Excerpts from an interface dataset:

━━━━━━━━━━━━━━━━

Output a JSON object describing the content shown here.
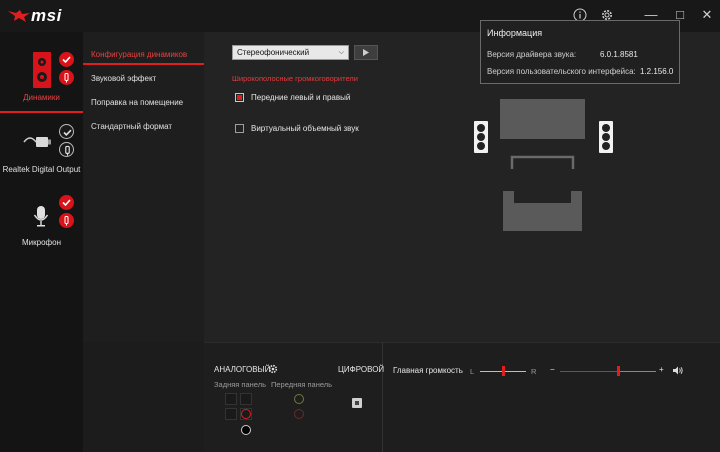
{
  "app": {
    "brand": "msi"
  },
  "titlebar": {
    "info_icon": "info-icon",
    "settings_icon": "gear-icon",
    "minimize": "—",
    "maximize": "□",
    "close": "✕"
  },
  "devices": [
    {
      "name": "speakers",
      "label": "Динамики",
      "active": true,
      "checked": true
    },
    {
      "name": "digital-output",
      "label": "Realtek Digital Output",
      "active": false,
      "checked": false
    },
    {
      "name": "microphone",
      "label": "Микрофон",
      "active": false,
      "checked": true
    }
  ],
  "menu": {
    "items": [
      {
        "label": "Конфигурация динамиков",
        "active": true
      },
      {
        "label": "Звуковой эффект",
        "active": false
      },
      {
        "label": "Поправка на помещение",
        "active": false
      },
      {
        "label": "Стандартный формат",
        "active": false
      }
    ]
  },
  "speaker_config": {
    "selected": "Стереофонический",
    "section_label": "Широкополосные громкоговорители",
    "options": [
      {
        "label": "Передние левый и правый",
        "checked": true
      },
      {
        "label": "Виртуальный объемный звук",
        "checked": false
      }
    ]
  },
  "info": {
    "title": "Информация",
    "driver_label": "Версия драйвера звука:",
    "driver_value": "6.0.1.8581",
    "ui_label": "Версия пользовательского интерфейса:",
    "ui_value": "1.2.156.0"
  },
  "connectors": {
    "analog_label": "АНАЛОГОВЫЙ",
    "digital_label": "ЦИФРОВОЙ",
    "rear_label": "Задняя панель",
    "front_label": "Передняя панель"
  },
  "volume": {
    "label": "Главная громкость",
    "left": "L",
    "right": "R",
    "minus": "−",
    "plus": "+",
    "balance": 0.5,
    "level": 0.6
  },
  "colors": {
    "accent": "#e01e1e",
    "background": "#1c1c1c"
  }
}
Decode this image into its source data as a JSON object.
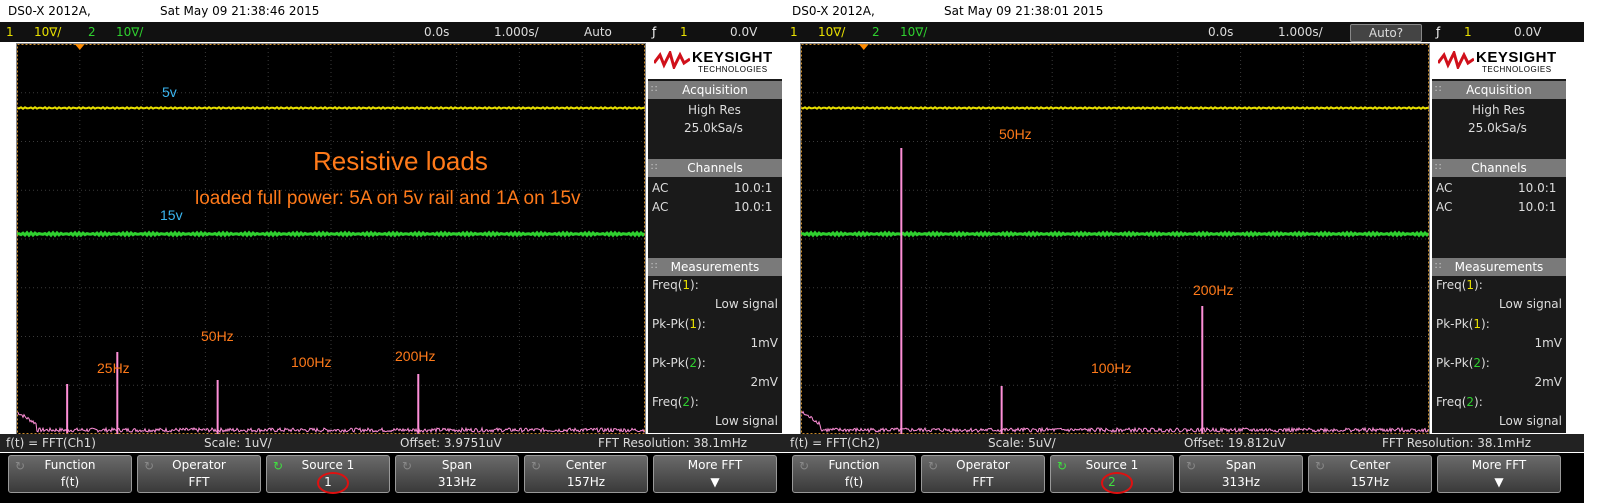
{
  "scopes": [
    {
      "model": "DS0-X 2012A,",
      "date": "Sat May 09 21:38:46 2015",
      "status": {
        "ch1_num": "1",
        "ch1_scale": "10∇/",
        "ch2_num": "2",
        "ch2_scale": "10∇/",
        "time_offset": "0.0s",
        "time_scale": "1.000s/",
        "trigger_mode": "Auto",
        "trig_icon": "ƒ",
        "trig_ch": "1",
        "trig_level": "0.0V"
      },
      "annotations": {
        "label_5v": "5v",
        "label_15v": "15v",
        "title": "Resistive loads",
        "subtitle": "loaded full power: 5A on 5v rail and 1A on 15v",
        "peak_labels": [
          "25Hz",
          "50Hz",
          "100Hz",
          "200Hz"
        ]
      },
      "panel": {
        "brand": "KEYSIGHT",
        "brand_sub": "TECHNOLOGIES",
        "acq_head": "Acquisition",
        "acq_mode": "High Res",
        "acq_rate": "25.0kSa/s",
        "ch_head": "Channels",
        "ch_rows": [
          {
            "coupling": "AC",
            "probe": "10.0:1"
          },
          {
            "coupling": "AC",
            "probe": "10.0:1"
          }
        ],
        "meas_head": "Measurements",
        "meas": [
          {
            "name": "Freq(",
            "ch": "1",
            "close": "):",
            "value": "Low signal"
          },
          {
            "name": "Pk-Pk(",
            "ch": "1",
            "close": "):",
            "value": "1mV"
          },
          {
            "name": "Pk-Pk(",
            "ch": "2",
            "close": "):",
            "value": "2mV"
          },
          {
            "name": "Freq(",
            "ch": "2",
            "close": "):",
            "value": "Low signal"
          }
        ]
      },
      "bottom": {
        "func": "f(t) = FFT(Ch1)",
        "scale": "Scale: 1uV/",
        "offset": "Offset: 3.9751uV",
        "res": "FFT Resolution: 38.1mHz"
      },
      "softkeys": [
        {
          "l1": "Function",
          "l2": "f(t)"
        },
        {
          "l1": "Operator",
          "l2": "FFT"
        },
        {
          "l1": "Source 1",
          "l2": "1"
        },
        {
          "l1": "Span",
          "l2": "313Hz"
        },
        {
          "l1": "Center",
          "l2": "157Hz"
        },
        {
          "l1": "More FFT",
          "l2": ""
        }
      ],
      "fft_peaks_hz": [
        25,
        50,
        100,
        200
      ]
    },
    {
      "model": "DS0-X 2012A,",
      "date": "Sat May 09 21:38:01 2015",
      "status": {
        "ch1_num": "1",
        "ch1_scale": "10∇/",
        "ch2_num": "2",
        "ch2_scale": "10∇/",
        "time_offset": "0.0s",
        "time_scale": "1.000s/",
        "trigger_mode": "Auto?",
        "trig_icon": "ƒ",
        "trig_ch": "1",
        "trig_level": "0.0V"
      },
      "annotations": {
        "peak_labels": [
          "50Hz",
          "200Hz",
          "100Hz"
        ]
      },
      "panel": {
        "brand": "KEYSIGHT",
        "brand_sub": "TECHNOLOGIES",
        "acq_head": "Acquisition",
        "acq_mode": "High Res",
        "acq_rate": "25.0kSa/s",
        "ch_head": "Channels",
        "ch_rows": [
          {
            "coupling": "AC",
            "probe": "10.0:1"
          },
          {
            "coupling": "AC",
            "probe": "10.0:1"
          }
        ],
        "meas_head": "Measurements",
        "meas": [
          {
            "name": "Freq(",
            "ch": "1",
            "close": "):",
            "value": "Low signal"
          },
          {
            "name": "Pk-Pk(",
            "ch": "1",
            "close": "):",
            "value": "1mV"
          },
          {
            "name": "Pk-Pk(",
            "ch": "2",
            "close": "):",
            "value": "2mV"
          },
          {
            "name": "Freq(",
            "ch": "2",
            "close": "):",
            "value": "Low signal"
          }
        ]
      },
      "bottom": {
        "func": "f(t) = FFT(Ch2)",
        "scale": "Scale: 5uV/",
        "offset": "Offset: 19.812uV",
        "res": "FFT Resolution: 38.1mHz"
      },
      "softkeys": [
        {
          "l1": "Function",
          "l2": "f(t)"
        },
        {
          "l1": "Operator",
          "l2": "FFT"
        },
        {
          "l1": "Source 1",
          "l2": "2"
        },
        {
          "l1": "Span",
          "l2": "313Hz"
        },
        {
          "l1": "Center",
          "l2": "157Hz"
        },
        {
          "l1": "More FFT",
          "l2": ""
        }
      ],
      "fft_peaks_hz": [
        50,
        100,
        200
      ]
    }
  ],
  "colors": {
    "ch1": "#e8e000",
    "ch2": "#2fd02f",
    "math": "#ff8fd8",
    "annotation": "#ff7a1a",
    "label_blue": "#3bb6f0"
  }
}
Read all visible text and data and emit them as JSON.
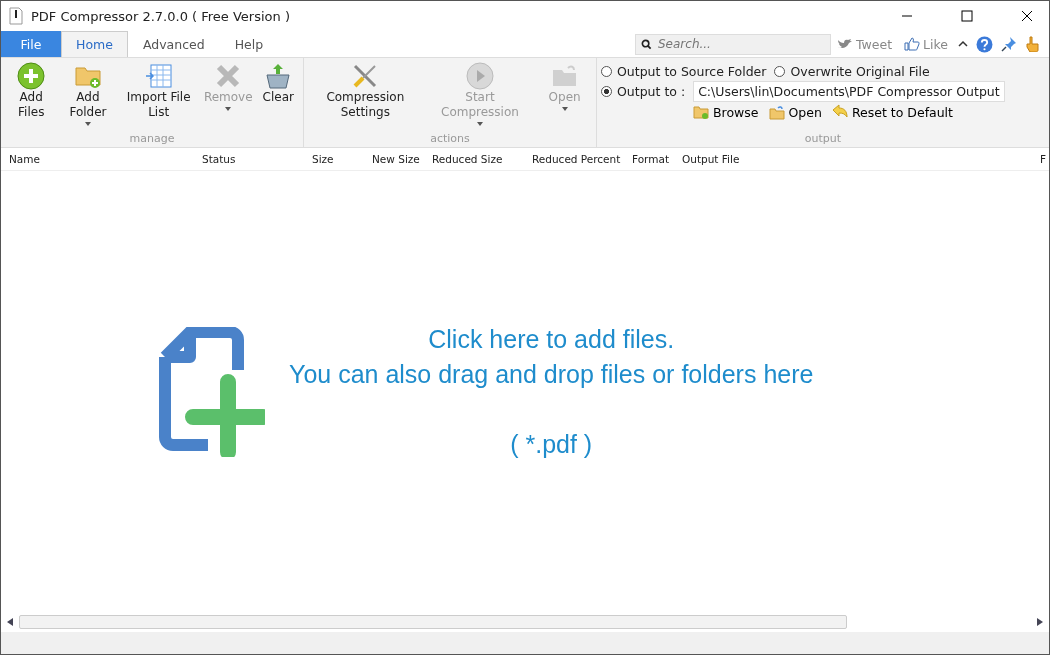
{
  "window": {
    "title": "PDF Compressor 2.7.0.0 ( Free Version )"
  },
  "tabs": [
    {
      "label": "File",
      "kind": "file",
      "selected": false
    },
    {
      "label": "Home",
      "kind": "tab",
      "selected": true
    },
    {
      "label": "Advanced",
      "kind": "tab",
      "selected": false
    },
    {
      "label": "Help",
      "kind": "tab",
      "selected": false
    }
  ],
  "search": {
    "placeholder": "Search..."
  },
  "social": [
    {
      "label": "Tweet"
    },
    {
      "label": "Like"
    }
  ],
  "ribbon_groups": [
    {
      "label": "manage",
      "buttons": [
        {
          "label": "Add Files",
          "disabled": false,
          "dropdown": false
        },
        {
          "label": "Add Folder",
          "disabled": false,
          "dropdown": true
        },
        {
          "label": "Import File List",
          "disabled": false,
          "dropdown": false
        },
        {
          "label": "Remove",
          "disabled": true,
          "dropdown": true
        },
        {
          "label": "Clear",
          "disabled": false,
          "dropdown": false
        }
      ]
    },
    {
      "label": "actions",
      "buttons": [
        {
          "label": "Compression Settings",
          "disabled": false,
          "dropdown": false
        },
        {
          "label": "Start Compression",
          "disabled": true,
          "dropdown": true
        },
        {
          "label": "Open",
          "disabled": true,
          "dropdown": true
        }
      ]
    }
  ],
  "output": {
    "label": "output",
    "options": [
      {
        "label": "Output to Source Folder",
        "selected": false
      },
      {
        "label": "Overwrite Original File",
        "selected": false
      },
      {
        "label": "Output to :",
        "selected": true
      }
    ],
    "path": "C:\\Users\\lin\\Documents\\PDF Compressor Output",
    "links": [
      {
        "label": "Browse"
      },
      {
        "label": "Open"
      },
      {
        "label": "Reset to Default"
      }
    ]
  },
  "table": {
    "columns": [
      "Name",
      "Status",
      "Size",
      "New Size",
      "Reduced Size",
      "Reduced Percent",
      "Format",
      "Output File",
      "F"
    ]
  },
  "drop_zone": {
    "lines": [
      "Click here to add files.",
      "You can also drag and drop files or folders here"
    ],
    "filter": "( *.pdf )"
  }
}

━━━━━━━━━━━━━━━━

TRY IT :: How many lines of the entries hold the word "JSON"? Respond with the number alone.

RESULT OF THE TASK :: 3